[Records from a data source]
== == ==

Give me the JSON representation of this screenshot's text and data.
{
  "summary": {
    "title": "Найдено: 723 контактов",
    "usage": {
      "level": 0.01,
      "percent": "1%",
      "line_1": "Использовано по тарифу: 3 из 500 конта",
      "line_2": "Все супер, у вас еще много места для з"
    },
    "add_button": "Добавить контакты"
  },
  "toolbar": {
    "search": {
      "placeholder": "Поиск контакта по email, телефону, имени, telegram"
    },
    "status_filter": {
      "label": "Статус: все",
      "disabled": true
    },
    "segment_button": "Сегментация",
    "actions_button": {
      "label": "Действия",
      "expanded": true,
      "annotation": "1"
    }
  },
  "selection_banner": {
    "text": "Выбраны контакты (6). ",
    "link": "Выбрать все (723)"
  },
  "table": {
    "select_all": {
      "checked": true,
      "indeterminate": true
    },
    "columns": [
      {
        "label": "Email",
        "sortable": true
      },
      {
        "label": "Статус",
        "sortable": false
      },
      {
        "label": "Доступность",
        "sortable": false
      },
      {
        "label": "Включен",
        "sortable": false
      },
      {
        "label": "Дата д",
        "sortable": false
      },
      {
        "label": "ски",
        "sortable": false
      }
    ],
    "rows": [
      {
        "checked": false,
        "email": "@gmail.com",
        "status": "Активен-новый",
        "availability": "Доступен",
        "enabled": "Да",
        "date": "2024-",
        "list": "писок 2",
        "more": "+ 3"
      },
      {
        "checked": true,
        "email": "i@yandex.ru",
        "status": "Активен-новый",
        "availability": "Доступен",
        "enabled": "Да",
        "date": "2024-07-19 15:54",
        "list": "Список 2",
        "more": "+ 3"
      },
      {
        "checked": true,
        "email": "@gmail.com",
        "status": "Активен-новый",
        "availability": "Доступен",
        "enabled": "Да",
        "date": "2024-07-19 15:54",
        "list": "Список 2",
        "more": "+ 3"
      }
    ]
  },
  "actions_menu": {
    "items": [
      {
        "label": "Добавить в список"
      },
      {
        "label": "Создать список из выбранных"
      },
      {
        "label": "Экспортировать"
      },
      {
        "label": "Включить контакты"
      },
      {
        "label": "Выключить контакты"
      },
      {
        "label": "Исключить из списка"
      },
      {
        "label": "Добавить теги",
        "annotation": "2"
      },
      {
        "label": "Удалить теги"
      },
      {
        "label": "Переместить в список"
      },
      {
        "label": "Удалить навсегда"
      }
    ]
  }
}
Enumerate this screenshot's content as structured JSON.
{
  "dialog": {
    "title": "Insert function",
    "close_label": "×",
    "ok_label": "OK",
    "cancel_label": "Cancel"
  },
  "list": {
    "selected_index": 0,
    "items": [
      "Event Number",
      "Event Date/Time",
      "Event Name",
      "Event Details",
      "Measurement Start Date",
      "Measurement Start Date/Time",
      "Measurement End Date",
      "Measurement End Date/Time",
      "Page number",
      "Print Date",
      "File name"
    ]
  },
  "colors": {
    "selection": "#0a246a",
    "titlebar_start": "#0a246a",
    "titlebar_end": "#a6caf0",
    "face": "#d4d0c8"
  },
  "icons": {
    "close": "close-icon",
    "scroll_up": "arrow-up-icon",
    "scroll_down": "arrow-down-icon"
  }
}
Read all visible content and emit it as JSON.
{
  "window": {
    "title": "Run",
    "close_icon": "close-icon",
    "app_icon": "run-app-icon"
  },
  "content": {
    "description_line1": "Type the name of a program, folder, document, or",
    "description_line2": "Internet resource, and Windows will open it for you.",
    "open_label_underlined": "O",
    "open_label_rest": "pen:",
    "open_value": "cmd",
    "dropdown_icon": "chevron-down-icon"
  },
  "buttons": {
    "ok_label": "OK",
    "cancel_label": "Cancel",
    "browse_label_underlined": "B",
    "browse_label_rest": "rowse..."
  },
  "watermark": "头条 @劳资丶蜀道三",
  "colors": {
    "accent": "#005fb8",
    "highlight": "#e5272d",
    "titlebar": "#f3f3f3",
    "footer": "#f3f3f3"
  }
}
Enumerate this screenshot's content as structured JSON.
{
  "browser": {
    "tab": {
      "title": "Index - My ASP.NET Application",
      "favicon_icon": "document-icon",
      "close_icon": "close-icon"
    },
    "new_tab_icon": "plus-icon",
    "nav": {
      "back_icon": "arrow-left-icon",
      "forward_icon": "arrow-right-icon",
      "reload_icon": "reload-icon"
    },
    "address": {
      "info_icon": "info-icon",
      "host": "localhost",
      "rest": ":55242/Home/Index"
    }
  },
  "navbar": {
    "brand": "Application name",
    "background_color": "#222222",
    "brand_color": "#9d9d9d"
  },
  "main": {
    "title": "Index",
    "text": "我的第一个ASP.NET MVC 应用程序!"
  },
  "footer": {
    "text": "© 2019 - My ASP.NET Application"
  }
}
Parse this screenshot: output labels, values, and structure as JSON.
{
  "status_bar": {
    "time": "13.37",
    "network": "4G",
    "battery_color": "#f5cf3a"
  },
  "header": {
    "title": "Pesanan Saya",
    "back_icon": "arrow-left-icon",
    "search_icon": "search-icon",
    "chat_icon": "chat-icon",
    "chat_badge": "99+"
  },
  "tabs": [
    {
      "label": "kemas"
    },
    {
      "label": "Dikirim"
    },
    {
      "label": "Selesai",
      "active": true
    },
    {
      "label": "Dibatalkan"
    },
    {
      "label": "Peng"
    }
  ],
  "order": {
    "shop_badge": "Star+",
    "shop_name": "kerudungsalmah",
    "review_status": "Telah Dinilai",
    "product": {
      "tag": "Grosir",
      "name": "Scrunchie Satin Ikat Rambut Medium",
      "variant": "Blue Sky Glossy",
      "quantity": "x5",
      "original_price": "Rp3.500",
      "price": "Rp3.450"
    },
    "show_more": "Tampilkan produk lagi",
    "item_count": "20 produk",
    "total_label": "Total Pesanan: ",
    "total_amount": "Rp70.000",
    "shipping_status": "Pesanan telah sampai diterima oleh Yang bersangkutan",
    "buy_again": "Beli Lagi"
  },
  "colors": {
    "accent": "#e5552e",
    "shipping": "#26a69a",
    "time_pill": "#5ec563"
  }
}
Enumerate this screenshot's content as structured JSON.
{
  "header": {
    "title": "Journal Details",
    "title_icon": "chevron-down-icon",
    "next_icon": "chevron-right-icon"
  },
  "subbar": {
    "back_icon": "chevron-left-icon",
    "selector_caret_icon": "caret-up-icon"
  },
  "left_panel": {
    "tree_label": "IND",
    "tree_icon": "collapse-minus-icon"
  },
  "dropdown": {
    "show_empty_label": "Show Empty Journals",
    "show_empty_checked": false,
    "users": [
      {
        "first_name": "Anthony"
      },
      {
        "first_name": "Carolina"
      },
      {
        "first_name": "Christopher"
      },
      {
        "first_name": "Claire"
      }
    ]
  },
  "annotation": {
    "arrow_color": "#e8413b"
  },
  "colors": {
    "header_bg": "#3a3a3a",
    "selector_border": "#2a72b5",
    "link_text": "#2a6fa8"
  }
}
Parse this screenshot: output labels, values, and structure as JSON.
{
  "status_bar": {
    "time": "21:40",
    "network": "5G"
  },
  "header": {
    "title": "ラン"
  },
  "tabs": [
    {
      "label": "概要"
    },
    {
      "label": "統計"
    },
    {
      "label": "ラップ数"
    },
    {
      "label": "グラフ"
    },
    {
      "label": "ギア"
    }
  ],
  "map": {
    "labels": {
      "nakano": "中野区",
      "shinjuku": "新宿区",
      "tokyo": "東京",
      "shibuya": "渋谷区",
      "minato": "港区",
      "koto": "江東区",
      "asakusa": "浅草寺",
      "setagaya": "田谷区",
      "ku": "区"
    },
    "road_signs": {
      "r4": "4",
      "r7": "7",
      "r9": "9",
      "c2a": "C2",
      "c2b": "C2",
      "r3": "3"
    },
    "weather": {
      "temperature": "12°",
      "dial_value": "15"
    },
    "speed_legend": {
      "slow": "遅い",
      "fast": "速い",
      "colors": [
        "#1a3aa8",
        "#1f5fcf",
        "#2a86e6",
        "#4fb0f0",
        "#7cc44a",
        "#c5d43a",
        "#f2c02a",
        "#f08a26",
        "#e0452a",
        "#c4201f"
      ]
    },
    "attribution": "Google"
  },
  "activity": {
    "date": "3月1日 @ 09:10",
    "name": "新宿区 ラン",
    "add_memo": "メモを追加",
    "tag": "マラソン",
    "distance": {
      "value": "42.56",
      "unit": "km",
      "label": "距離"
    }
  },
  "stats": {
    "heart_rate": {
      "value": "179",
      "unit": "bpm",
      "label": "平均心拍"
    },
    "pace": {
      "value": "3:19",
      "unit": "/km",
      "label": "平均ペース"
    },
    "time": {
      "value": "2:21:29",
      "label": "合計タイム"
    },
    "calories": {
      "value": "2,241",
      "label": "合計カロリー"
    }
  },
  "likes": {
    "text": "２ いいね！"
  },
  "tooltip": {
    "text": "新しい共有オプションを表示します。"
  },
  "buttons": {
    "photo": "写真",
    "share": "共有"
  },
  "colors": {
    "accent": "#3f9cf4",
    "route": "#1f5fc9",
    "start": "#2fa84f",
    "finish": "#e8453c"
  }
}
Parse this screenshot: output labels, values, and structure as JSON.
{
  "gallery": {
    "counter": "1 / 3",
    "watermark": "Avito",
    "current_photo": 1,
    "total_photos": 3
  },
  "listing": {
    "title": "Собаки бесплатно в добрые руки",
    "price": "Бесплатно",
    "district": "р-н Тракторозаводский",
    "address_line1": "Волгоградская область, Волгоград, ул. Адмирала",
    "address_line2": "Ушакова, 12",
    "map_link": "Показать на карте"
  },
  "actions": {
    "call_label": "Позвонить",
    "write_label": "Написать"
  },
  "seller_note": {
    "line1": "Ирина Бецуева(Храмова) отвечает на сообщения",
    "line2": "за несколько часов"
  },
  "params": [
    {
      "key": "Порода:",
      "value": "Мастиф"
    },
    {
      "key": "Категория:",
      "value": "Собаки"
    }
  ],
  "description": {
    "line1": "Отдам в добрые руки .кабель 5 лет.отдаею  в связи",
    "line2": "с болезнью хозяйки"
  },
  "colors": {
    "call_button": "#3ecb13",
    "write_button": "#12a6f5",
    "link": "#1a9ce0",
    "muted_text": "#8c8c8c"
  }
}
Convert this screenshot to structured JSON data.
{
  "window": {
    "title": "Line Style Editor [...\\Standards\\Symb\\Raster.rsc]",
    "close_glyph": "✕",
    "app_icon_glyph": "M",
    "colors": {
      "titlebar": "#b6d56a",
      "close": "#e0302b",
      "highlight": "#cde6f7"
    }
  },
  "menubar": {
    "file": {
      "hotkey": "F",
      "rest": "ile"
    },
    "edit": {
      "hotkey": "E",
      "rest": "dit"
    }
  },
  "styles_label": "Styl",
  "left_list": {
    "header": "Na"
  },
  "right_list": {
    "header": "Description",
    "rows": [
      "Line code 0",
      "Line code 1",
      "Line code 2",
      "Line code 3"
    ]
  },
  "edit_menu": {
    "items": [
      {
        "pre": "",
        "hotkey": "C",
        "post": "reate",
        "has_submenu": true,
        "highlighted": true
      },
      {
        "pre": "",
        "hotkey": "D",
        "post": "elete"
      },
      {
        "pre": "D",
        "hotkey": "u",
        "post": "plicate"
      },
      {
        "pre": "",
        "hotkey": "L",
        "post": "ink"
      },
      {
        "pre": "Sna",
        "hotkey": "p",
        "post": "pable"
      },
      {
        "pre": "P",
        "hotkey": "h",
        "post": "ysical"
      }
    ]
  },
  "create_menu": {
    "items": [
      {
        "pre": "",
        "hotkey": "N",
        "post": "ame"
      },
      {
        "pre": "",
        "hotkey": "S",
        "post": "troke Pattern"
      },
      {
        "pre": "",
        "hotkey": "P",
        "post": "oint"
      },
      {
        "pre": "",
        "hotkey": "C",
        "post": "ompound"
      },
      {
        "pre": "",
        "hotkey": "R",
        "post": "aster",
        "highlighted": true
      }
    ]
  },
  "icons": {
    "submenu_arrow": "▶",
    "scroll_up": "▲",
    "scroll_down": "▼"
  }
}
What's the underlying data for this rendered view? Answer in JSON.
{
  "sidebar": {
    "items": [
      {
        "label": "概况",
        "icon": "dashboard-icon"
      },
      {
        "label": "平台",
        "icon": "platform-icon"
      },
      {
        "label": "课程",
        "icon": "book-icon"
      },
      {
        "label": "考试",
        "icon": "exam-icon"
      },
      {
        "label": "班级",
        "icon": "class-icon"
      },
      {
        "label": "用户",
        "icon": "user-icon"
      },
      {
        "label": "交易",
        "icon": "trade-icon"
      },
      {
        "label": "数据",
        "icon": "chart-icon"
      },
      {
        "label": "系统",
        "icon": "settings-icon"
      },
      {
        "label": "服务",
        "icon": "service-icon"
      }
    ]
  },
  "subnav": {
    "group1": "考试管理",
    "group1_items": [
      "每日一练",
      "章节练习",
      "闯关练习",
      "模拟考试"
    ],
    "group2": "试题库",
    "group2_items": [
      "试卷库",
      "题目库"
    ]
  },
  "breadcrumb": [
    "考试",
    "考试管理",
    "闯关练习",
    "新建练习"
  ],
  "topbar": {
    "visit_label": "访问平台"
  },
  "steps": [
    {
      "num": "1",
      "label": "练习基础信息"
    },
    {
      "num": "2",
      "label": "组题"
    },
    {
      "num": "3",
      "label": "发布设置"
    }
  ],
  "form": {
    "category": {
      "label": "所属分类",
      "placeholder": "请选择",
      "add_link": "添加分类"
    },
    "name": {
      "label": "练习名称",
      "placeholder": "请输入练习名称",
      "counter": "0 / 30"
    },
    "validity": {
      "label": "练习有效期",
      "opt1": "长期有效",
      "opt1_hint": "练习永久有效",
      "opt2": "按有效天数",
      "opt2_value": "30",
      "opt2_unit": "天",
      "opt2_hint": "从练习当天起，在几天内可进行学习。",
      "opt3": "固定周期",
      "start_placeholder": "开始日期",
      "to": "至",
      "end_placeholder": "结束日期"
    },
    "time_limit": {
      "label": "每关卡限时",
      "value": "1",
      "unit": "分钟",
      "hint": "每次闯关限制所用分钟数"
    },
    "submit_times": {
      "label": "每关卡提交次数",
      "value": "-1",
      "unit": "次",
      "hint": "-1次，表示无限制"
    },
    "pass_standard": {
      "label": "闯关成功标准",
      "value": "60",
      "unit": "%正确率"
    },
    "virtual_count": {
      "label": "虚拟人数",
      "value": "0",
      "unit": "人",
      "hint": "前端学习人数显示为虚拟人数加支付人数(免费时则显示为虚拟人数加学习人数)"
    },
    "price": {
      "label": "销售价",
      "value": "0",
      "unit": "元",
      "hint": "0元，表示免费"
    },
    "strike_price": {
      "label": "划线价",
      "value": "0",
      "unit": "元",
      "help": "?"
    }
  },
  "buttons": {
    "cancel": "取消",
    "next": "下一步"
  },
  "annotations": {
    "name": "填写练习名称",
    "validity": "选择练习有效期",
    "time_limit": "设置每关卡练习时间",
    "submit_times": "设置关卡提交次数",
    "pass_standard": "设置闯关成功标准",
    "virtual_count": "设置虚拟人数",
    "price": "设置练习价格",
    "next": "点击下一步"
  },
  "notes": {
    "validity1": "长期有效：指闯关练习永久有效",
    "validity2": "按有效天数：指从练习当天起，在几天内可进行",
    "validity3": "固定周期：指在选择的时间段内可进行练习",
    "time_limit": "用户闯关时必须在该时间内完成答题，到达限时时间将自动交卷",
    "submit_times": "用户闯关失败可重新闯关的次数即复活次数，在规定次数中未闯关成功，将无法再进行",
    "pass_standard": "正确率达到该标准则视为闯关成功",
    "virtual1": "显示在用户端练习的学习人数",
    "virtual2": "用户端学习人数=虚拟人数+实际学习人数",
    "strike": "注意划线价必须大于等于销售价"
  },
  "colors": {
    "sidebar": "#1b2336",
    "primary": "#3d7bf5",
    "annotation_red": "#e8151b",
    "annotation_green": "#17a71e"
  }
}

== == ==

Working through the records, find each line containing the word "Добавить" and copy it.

    "add_button": "Добавить контакты"
        "label": "Добавить в список"
        "label": "Добавить теги",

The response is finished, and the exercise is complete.